§ **Working data**:
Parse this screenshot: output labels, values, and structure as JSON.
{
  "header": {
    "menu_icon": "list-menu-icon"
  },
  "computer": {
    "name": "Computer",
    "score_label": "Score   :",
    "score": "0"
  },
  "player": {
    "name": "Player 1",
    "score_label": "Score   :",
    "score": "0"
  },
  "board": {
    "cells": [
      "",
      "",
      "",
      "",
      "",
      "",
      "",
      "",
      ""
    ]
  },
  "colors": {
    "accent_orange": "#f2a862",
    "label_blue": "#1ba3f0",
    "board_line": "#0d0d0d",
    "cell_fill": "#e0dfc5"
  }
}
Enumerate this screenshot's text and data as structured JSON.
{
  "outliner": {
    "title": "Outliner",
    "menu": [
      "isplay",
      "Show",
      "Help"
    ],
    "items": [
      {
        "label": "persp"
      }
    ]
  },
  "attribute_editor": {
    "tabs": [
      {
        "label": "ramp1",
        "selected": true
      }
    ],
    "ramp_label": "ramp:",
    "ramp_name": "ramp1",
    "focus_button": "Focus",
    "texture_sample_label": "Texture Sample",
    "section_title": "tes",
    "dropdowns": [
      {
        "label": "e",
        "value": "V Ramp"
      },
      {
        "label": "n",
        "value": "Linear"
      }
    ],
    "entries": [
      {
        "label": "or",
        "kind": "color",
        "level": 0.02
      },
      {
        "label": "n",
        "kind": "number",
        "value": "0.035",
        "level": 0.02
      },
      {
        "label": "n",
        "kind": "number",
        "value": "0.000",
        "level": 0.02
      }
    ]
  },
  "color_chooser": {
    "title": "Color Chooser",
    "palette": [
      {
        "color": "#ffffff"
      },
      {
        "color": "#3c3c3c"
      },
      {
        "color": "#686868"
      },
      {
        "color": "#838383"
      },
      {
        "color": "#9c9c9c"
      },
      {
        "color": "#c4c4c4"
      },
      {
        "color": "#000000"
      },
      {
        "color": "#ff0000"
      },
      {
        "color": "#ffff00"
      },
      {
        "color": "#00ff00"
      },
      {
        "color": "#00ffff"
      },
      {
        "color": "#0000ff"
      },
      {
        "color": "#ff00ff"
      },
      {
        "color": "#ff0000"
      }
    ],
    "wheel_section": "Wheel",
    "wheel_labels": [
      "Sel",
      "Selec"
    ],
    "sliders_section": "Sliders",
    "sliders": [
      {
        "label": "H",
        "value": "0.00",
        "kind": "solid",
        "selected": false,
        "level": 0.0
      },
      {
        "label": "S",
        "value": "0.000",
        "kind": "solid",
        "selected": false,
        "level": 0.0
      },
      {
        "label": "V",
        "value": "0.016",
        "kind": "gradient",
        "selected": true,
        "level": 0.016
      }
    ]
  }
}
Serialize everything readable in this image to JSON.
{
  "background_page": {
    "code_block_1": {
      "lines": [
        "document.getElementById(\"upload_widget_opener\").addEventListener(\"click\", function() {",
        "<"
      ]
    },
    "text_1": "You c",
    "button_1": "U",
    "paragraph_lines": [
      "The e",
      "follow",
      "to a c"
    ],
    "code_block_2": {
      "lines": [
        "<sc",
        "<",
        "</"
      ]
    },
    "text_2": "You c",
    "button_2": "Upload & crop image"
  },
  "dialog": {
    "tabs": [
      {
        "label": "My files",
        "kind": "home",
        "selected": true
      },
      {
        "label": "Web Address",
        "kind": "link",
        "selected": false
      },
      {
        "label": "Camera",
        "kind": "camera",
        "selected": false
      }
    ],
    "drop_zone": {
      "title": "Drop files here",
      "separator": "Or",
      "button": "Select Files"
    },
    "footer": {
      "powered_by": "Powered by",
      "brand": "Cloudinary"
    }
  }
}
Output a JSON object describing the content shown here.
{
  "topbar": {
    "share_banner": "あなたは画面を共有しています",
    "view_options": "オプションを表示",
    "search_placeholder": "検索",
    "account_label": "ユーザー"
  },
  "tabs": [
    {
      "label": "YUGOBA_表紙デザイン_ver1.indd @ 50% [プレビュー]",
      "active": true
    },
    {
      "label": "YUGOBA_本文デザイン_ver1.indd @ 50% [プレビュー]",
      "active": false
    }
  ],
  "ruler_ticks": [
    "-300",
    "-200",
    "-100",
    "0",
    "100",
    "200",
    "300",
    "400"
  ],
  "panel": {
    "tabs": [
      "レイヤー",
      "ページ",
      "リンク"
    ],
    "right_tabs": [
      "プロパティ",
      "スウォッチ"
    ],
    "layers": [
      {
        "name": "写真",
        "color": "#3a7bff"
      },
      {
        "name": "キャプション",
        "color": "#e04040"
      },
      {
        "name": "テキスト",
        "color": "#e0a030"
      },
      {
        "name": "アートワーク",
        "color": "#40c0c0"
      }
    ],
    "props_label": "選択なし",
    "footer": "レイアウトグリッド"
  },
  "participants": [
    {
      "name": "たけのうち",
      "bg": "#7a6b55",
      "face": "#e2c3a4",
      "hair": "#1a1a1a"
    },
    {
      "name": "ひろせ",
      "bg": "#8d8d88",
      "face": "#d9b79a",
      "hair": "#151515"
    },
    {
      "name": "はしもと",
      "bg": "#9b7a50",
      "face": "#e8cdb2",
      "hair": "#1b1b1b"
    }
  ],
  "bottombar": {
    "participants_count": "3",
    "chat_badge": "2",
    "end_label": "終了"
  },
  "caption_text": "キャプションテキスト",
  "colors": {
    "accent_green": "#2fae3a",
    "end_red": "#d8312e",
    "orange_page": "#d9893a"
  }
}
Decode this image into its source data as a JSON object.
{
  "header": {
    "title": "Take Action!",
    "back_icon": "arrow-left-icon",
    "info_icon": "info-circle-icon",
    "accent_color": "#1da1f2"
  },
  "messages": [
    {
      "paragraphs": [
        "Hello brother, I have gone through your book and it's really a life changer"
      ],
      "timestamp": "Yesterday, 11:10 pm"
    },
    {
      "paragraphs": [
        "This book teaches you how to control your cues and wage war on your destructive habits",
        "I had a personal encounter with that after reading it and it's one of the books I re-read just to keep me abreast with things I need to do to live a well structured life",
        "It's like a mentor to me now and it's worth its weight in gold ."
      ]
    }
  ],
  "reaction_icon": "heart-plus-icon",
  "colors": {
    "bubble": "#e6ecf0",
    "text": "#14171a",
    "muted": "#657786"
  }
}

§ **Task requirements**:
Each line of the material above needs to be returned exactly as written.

§ **Answer area**:
Parse this screenshot: output labels, values, and structure as JSON.
{
  "header": {
    "menu_icon": "list-menu-icon"
  },
  "computer": {
    "name": "Computer",
    "score_label": "Score   :",
    "score": "0"
  },
  "player": {
    "name": "Player 1",
    "score_label": "Score   :",
    "score": "0"
  },
  "board": {
    "cells": [
      "",
      "",
      "",
      "",
      "",
      "",
      "",
      "",
      ""
    ]
  },
  "colors": {
    "accent_orange": "#f2a862",
    "label_blue": "#1ba3f0",
    "board_line": "#0d0d0d",
    "cell_fill": "#e0dfc5"
  }
}
Enumerate this screenshot's text and data as structured JSON.
{
  "outliner": {
    "title": "Outliner",
    "menu": [
      "isplay",
      "Show",
      "Help"
    ],
    "items": [
      {
        "label": "persp"
      }
    ]
  },
  "attribute_editor": {
    "tabs": [
      {
        "label": "ramp1",
        "selected": true
      }
    ],
    "ramp_label": "ramp:",
    "ramp_name": "ramp1",
    "focus_button": "Focus",
    "texture_sample_label": "Texture Sample",
    "section_title": "tes",
    "dropdowns": [
      {
        "label": "e",
        "value": "V Ramp"
      },
      {
        "label": "n",
        "value": "Linear"
      }
    ],
    "entries": [
      {
        "label": "or",
        "kind": "color",
        "level": 0.02
      },
      {
        "label": "n",
        "kind": "number",
        "value": "0.035",
        "level": 0.02
      },
      {
        "label": "n",
        "kind": "number",
        "value": "0.000",
        "level": 0.02
      }
    ]
  },
  "color_chooser": {
    "title": "Color Chooser",
    "palette": [
      {
        "color": "#ffffff"
      },
      {
        "color": "#3c3c3c"
      },
      {
        "color": "#686868"
      },
      {
        "color": "#838383"
      },
      {
        "color": "#9c9c9c"
      },
      {
        "color": "#c4c4c4"
      },
      {
        "color": "#000000"
      },
      {
        "color": "#ff0000"
      },
      {
        "color": "#ffff00"
      },
      {
        "color": "#00ff00"
      },
      {
        "color": "#00ffff"
      },
      {
        "color": "#0000ff"
      },
      {
        "color": "#ff00ff"
      },
      {
        "color": "#ff0000"
      }
    ],
    "wheel_section": "Wheel",
    "wheel_labels": [
      "Sel",
      "Selec"
    ],
    "sliders_section": "Sliders",
    "sliders": [
      {
        "label": "H",
        "value": "0.00",
        "kind": "solid",
        "selected": false,
        "level": 0.0
      },
      {
        "label": "S",
        "value": "0.000",
        "kind": "solid",
        "selected": false,
        "level": 0.0
      },
      {
        "label": "V",
        "value": "0.016",
        "kind": "gradient",
        "selected": true,
        "level": 0.016
      }
    ]
  }
}
Serialize everything readable in this image to JSON.
{
  "background_page": {
    "code_block_1": {
      "lines": [
        "document.getElementById(\"upload_widget_opener\").addEventListener(\"click\", function() {",
        "<"
      ]
    },
    "text_1": "You c",
    "button_1": "U",
    "paragraph_lines": [
      "The e",
      "follow",
      "to a c"
    ],
    "code_block_2": {
      "lines": [
        "<sc",
        "<",
        "</"
      ]
    },
    "text_2": "You c",
    "button_2": "Upload & crop image"
  },
  "dialog": {
    "tabs": [
      {
        "label": "My files",
        "kind": "home",
        "selected": true
      },
      {
        "label": "Web Address",
        "kind": "link",
        "selected": false
      },
      {
        "label": "Camera",
        "kind": "camera",
        "selected": false
      }
    ],
    "drop_zone": {
      "title": "Drop files here",
      "separator": "Or",
      "button": "Select Files"
    },
    "footer": {
      "powered_by": "Powered by",
      "brand": "Cloudinary"
    }
  }
}
Output a JSON object describing the content shown here.
{
  "topbar": {
    "share_banner": "あなたは画面を共有しています",
    "view_options": "オプションを表示",
    "search_placeholder": "検索",
    "account_label": "ユーザー"
  },
  "tabs": [
    {
      "label": "YUGOBA_表紙デザイン_ver1.indd @ 50% [プレビュー]",
      "active": true
    },
    {
      "label": "YUGOBA_本文デザイン_ver1.indd @ 50% [プレビュー]",
      "active": false
    }
  ],
  "ruler_ticks": [
    "-300",
    "-200",
    "-100",
    "0",
    "100",
    "200",
    "300",
    "400"
  ],
  "panel": {
    "tabs": [
      "レイヤー",
      "ページ",
      "リンク"
    ],
    "right_tabs": [
      "プロパティ",
      "スウォッチ"
    ],
    "layers": [
      {
        "name": "写真",
        "color": "#3a7bff"
      },
      {
        "name": "キャプション",
        "color": "#e04040"
      },
      {
        "name": "テキスト",
        "color": "#e0a030"
      },
      {
        "name": "アートワーク",
        "color": "#40c0c0"
      }
    ],
    "props_label": "選択なし",
    "footer": "レイアウトグリッド"
  },
  "participants": [
    {
      "name": "たけのうち",
      "bg": "#7a6b55",
      "face": "#e2c3a4",
      "hair": "#1a1a1a"
    },
    {
      "name": "ひろせ",
      "bg": "#8d8d88",
      "face": "#d9b79a",
      "hair": "#151515"
    },
    {
      "name": "はしもと",
      "bg": "#9b7a50",
      "face": "#e8cdb2",
      "hair": "#1b1b1b"
    }
  ],
  "bottombar": {
    "participants_count": "3",
    "chat_badge": "2",
    "end_label": "終了"
  },
  "caption_text": "キャプションテキスト",
  "colors": {
    "accent_green": "#2fae3a",
    "end_red": "#d8312e",
    "orange_page": "#d9893a"
  }
}
Decode this image into its source data as a JSON object.
{
  "header": {
    "title": "Take Action!",
    "back_icon": "arrow-left-icon",
    "info_icon": "info-circle-icon",
    "accent_color": "#1da1f2"
  },
  "messages": [
    {
      "paragraphs": [
        "Hello brother, I have gone through your book and it's really a life changer"
      ],
      "timestamp": "Yesterday, 11:10 pm"
    },
    {
      "paragraphs": [
        "This book teaches you how to control your cues and wage war on your destructive habits",
        "I had a personal encounter with that after reading it and it's one of the books I re-read just to keep me abreast with things I need to do to live a well structured life",
        "It's like a mentor to me now and it's worth its weight in gold ."
      ]
    }
  ],
  "reaction_icon": "heart-plus-icon",
  "colors": {
    "bubble": "#e6ecf0",
    "text": "#14171a",
    "muted": "#657786"
  }
}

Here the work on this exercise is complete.